** YOUR OBJECTIVE **
Write out the following listing in full, exactly as it reads.

= Beginning of Section =

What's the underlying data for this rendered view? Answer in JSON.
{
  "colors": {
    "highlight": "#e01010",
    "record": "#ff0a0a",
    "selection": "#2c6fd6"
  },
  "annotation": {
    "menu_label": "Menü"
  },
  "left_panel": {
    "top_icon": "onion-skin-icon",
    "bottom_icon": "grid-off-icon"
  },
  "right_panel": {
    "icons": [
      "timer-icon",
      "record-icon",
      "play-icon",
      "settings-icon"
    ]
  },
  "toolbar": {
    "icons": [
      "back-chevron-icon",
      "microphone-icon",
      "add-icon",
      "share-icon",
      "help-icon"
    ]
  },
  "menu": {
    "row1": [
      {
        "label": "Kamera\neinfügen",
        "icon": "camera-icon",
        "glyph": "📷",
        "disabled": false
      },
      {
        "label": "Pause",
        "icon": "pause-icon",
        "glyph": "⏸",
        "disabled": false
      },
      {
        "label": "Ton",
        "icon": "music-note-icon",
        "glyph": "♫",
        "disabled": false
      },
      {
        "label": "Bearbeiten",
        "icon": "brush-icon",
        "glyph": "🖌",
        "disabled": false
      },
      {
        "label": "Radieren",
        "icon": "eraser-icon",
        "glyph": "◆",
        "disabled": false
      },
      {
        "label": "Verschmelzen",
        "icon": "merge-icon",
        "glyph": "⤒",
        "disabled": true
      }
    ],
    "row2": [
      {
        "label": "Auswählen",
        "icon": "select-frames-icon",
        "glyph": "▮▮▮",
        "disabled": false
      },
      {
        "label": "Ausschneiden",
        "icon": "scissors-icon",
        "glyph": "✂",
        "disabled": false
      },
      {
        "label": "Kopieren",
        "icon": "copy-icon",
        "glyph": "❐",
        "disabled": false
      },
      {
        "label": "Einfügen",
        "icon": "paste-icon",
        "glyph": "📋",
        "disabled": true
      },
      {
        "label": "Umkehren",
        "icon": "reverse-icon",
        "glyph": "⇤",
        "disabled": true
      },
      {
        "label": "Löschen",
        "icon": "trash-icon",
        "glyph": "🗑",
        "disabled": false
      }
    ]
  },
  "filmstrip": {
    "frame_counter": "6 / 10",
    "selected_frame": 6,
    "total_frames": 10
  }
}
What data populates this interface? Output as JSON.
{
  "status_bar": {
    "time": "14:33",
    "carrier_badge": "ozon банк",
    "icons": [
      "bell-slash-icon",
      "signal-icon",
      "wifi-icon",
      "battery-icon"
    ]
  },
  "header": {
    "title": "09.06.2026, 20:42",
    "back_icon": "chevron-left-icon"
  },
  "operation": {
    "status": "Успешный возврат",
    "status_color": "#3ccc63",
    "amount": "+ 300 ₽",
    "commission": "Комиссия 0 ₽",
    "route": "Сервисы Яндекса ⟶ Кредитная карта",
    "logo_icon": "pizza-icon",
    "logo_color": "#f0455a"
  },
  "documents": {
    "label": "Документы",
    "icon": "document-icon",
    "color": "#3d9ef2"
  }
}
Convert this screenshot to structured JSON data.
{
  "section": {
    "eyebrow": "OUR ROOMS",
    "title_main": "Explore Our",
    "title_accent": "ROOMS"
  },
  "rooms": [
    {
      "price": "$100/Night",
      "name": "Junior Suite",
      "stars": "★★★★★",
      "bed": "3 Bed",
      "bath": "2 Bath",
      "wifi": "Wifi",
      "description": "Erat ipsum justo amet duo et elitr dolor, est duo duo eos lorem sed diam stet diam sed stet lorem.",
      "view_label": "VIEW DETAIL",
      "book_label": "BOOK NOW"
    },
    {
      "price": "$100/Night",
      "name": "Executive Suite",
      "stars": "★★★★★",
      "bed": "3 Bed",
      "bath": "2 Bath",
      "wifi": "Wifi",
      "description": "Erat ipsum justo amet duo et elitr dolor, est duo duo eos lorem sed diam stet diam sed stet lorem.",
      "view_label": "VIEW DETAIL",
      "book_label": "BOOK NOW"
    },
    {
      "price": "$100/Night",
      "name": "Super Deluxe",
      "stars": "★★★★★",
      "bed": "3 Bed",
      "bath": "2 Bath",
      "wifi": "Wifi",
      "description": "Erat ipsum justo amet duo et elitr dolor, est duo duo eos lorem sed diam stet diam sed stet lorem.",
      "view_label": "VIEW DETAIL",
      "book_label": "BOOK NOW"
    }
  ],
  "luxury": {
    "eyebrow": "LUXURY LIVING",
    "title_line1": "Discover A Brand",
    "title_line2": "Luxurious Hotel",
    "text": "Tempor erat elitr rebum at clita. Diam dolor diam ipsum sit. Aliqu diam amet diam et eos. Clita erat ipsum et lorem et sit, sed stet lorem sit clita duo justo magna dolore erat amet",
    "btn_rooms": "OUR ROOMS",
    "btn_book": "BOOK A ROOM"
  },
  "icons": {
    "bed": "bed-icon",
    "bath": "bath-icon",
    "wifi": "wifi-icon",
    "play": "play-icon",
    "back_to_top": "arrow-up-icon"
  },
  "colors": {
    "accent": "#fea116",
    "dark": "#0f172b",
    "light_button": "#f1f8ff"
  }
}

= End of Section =

** RESULT BELOW **
What's the underlying data for this rendered view? Answer in JSON.
{
  "colors": {
    "highlight": "#e01010",
    "record": "#ff0a0a",
    "selection": "#2c6fd6"
  },
  "annotation": {
    "menu_label": "Menü"
  },
  "left_panel": {
    "top_icon": "onion-skin-icon",
    "bottom_icon": "grid-off-icon"
  },
  "right_panel": {
    "icons": [
      "timer-icon",
      "record-icon",
      "play-icon",
      "settings-icon"
    ]
  },
  "toolbar": {
    "icons": [
      "back-chevron-icon",
      "microphone-icon",
      "add-icon",
      "share-icon",
      "help-icon"
    ]
  },
  "menu": {
    "row1": [
      {
        "label": "Kamera\neinfügen",
        "icon": "camera-icon",
        "glyph": "📷",
        "disabled": false
      },
      {
        "label": "Pause",
        "icon": "pause-icon",
        "glyph": "⏸",
        "disabled": false
      },
      {
        "label": "Ton",
        "icon": "music-note-icon",
        "glyph": "♫",
        "disabled": false
      },
      {
        "label": "Bearbeiten",
        "icon": "brush-icon",
        "glyph": "🖌",
        "disabled": false
      },
      {
        "label": "Radieren",
        "icon": "eraser-icon",
        "glyph": "◆",
        "disabled": false
      },
      {
        "label": "Verschmelzen",
        "icon": "merge-icon",
        "glyph": "⤒",
        "disabled": true
      }
    ],
    "row2": [
      {
        "label": "Auswählen",
        "icon": "select-frames-icon",
        "glyph": "▮▮▮",
        "disabled": false
      },
      {
        "label": "Ausschneiden",
        "icon": "scissors-icon",
        "glyph": "✂",
        "disabled": false
      },
      {
        "label": "Kopieren",
        "icon": "copy-icon",
        "glyph": "❐",
        "disabled": false
      },
      {
        "label": "Einfügen",
        "icon": "paste-icon",
        "glyph": "📋",
        "disabled": true
      },
      {
        "label": "Umkehren",
        "icon": "reverse-icon",
        "glyph": "⇤",
        "disabled": true
      },
      {
        "label": "Löschen",
        "icon": "trash-icon",
        "glyph": "🗑",
        "disabled": false
      }
    ]
  },
  "filmstrip": {
    "frame_counter": "6 / 10",
    "selected_frame": 6,
    "total_frames": 10
  }
}
What data populates this interface? Output as JSON.
{
  "status_bar": {
    "time": "14:33",
    "carrier_badge": "ozon банк",
    "icons": [
      "bell-slash-icon",
      "signal-icon",
      "wifi-icon",
      "battery-icon"
    ]
  },
  "header": {
    "title": "09.06.2026, 20:42",
    "back_icon": "chevron-left-icon"
  },
  "operation": {
    "status": "Успешный возврат",
    "status_color": "#3ccc63",
    "amount": "+ 300 ₽",
    "commission": "Комиссия 0 ₽",
    "route": "Сервисы Яндекса ⟶ Кредитная карта",
    "logo_icon": "pizza-icon",
    "logo_color": "#f0455a"
  },
  "documents": {
    "label": "Документы",
    "icon": "document-icon",
    "color": "#3d9ef2"
  }
}
Convert this screenshot to structured JSON data.
{
  "section": {
    "eyebrow": "OUR ROOMS",
    "title_main": "Explore Our",
    "title_accent": "ROOMS"
  },
  "rooms": [
    {
      "price": "$100/Night",
      "name": "Junior Suite",
      "stars": "★★★★★",
      "bed": "3 Bed",
      "bath": "2 Bath",
      "wifi": "Wifi",
      "description": "Erat ipsum justo amet duo et elitr dolor, est duo duo eos lorem sed diam stet diam sed stet lorem.",
      "view_label": "VIEW DETAIL",
      "book_label": "BOOK NOW"
    },
    {
      "price": "$100/Night",
      "name": "Executive Suite",
      "stars": "★★★★★",
      "bed": "3 Bed",
      "bath": "2 Bath",
      "wifi": "Wifi",
      "description": "Erat ipsum justo amet duo et elitr dolor, est duo duo eos lorem sed diam stet diam sed stet lorem.",
      "view_label": "VIEW DETAIL",
      "book_label": "BOOK NOW"
    },
    {
      "price": "$100/Night",
      "name": "Super Deluxe",
      "stars": "★★★★★",
      "bed": "3 Bed",
      "bath": "2 Bath",
      "wifi": "Wifi",
      "description": "Erat ipsum justo amet duo et elitr dolor, est duo duo eos lorem sed diam stet diam sed stet lorem.",
      "view_label": "VIEW DETAIL",
      "book_label": "BOOK NOW"
    }
  ],
  "luxury": {
    "eyebrow": "LUXURY LIVING",
    "title_line1": "Discover A Brand",
    "title_line2": "Luxurious Hotel",
    "text": "Tempor erat elitr rebum at clita. Diam dolor diam ipsum sit. Aliqu diam amet diam et eos. Clita erat ipsum et lorem et sit, sed stet lorem sit clita duo justo magna dolore erat amet",
    "btn_rooms": "OUR ROOMS",
    "btn_book": "BOOK A ROOM"
  },
  "icons": {
    "bed": "bed-icon",
    "bath": "bath-icon",
    "wifi": "wifi-icon",
    "play": "play-icon",
    "back_to_top": "arrow-up-icon"
  },
  "colors": {
    "accent": "#fea116",
    "dark": "#0f172b",
    "light_button": "#f1f8ff"
  }
}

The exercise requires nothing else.